Tesla Motors (NASDAQ:TSLA) pays $2.6 billion for SolarCity (NASDAQ:SCTY)
If you think you see that one of the world’s answers to the challenges of the future is clean energy, you might be willing to dismiss a skeptical response to your latest acquisition. Elon Musk, CEO of Tesla Motors (NASDAQ:TSLA),has disdained both the analysts and the journalists from raining on his corporate acquisition parade, and his ambition.
Yesterday he set out publicly the details of an agreement to pay $2.6 billion in stock for SolarCity (NASDAQ:SCTY), the solar power company where he is Chairman.
It has been only a couple of months since he first proposed such a deal, without much of an enthusiastic response at the time from analysts on Wall Street and beyond. When it was first mooted, he said, “We would be the world’s only vertically integrated energy company offering end-to-end clean energy products to our customers. This would start with the car that you drive and the energy that you use to charge it, and would extend to how everything else in your home or business is powered.”
He went on to connect the individual consumer with the global goals. “With your Model S, Model X, or Model 3, your solar panel system, and your Powerwall all in place, you would be able to deploy and consume energy in the most efficient and sustainable way possible, lowering your costs and minimizing your dependence on fossil fuels and the grid,” said the company release.

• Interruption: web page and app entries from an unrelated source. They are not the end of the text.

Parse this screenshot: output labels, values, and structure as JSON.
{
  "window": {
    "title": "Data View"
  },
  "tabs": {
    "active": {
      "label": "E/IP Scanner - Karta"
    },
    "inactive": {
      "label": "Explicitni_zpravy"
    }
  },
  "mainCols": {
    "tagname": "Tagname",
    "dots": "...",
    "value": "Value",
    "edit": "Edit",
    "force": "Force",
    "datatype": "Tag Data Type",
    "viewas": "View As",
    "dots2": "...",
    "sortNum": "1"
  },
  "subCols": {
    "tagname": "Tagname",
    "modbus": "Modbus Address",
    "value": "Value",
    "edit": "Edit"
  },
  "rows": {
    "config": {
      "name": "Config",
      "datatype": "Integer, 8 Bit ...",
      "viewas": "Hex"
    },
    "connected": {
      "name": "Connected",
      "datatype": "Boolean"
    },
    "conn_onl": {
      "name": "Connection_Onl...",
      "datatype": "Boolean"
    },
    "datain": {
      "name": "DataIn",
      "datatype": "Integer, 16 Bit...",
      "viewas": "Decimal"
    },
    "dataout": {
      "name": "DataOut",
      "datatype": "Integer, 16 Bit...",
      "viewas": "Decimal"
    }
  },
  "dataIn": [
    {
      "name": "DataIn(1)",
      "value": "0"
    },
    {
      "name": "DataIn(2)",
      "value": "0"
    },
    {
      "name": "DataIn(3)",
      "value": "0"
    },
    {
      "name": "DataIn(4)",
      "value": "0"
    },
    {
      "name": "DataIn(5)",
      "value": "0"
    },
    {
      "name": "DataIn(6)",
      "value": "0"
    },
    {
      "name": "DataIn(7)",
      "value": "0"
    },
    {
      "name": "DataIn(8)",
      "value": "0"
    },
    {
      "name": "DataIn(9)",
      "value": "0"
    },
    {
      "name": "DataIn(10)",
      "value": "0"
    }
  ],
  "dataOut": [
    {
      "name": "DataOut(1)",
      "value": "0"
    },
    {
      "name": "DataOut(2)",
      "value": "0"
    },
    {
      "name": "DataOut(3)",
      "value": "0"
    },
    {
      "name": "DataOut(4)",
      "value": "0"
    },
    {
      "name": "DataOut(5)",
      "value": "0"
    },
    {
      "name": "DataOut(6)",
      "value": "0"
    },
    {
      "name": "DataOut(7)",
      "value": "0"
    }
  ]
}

Yesterday’s announcement took it a step further. “Solar and storage are at their best when they're combined. As one company, Tesla (storage) and SolarCity (solar) can create fully integrated residential, commercial and grid-scale products that improve the way that energy is generated, stored and consumed,” it said.
“Now is the right time to bring our two companies together: Tesla is getting ready to scale our Powerwall and Powerpack stationary storage products and SolarCity is getting ready to offer next-generation differentiated solar solutions. By joining forces, we can operate more efficiently and fully integrate our products, while providing customers with an aesthetically beautiful and simple one-stop solar + storage experience: one installation, one service contract, one phone app,” it went on.
SolarCity says it expects to achieve cost synergies of $150 million in the first full year after closing. “We also expect to save customers money by lowering hardware costs, reducing installation costs, improving our manufacturing efficiency and reducing our customer acquisition costs. We will also be able to leverage Tesla's 190-store retail network and international presence to extend our combined reach,” said the announcement.
“Given Mr. Musk’s personal stake of around 20 percent in both companies, the offer also raised questions about whether he was using Tesla to bail out the struggling power company, whose shares had fallen by nearly two-thirds from a year ago. However, the hit that Mr. Musk’s Tesla stock suffered when he suggested the deal has more than cancelled out his potential gain from selling SolarCity,” reported the Financial Times.
There are conflicts of interest concerns from a corporate governance perspective.
But SolarCity has said that an independent committee of its board has approved the deal and would have a 45-day period to consider other offers. The deal also needs the approval of a majority of shareholders on both sides. Mr. Musk has agreed not to vote his shares, according to the FT.
But Standard & Poor’s has now warned that it could cut Tesla’s credit rating following this acquisition.
S&P put Tesla’s credit on review for a downgrade — citing “significant risks related to the sustainability of the company’s capital structure following the proposed transaction”.
Dina Medland is an independent writer, editor and commentator with a strong focus on issues around corporate governance, ethics, the workings of the boardroom and sustainable business. She is on the team of contributors to @ForbesEurope and is an ex-Financial Times staff member who has been a regular contributor in recent years. Further details about her background and a portfolio of work – including her commercially sponsored blog ‘Board Talk’ are available on her website http://www.dinamedland.com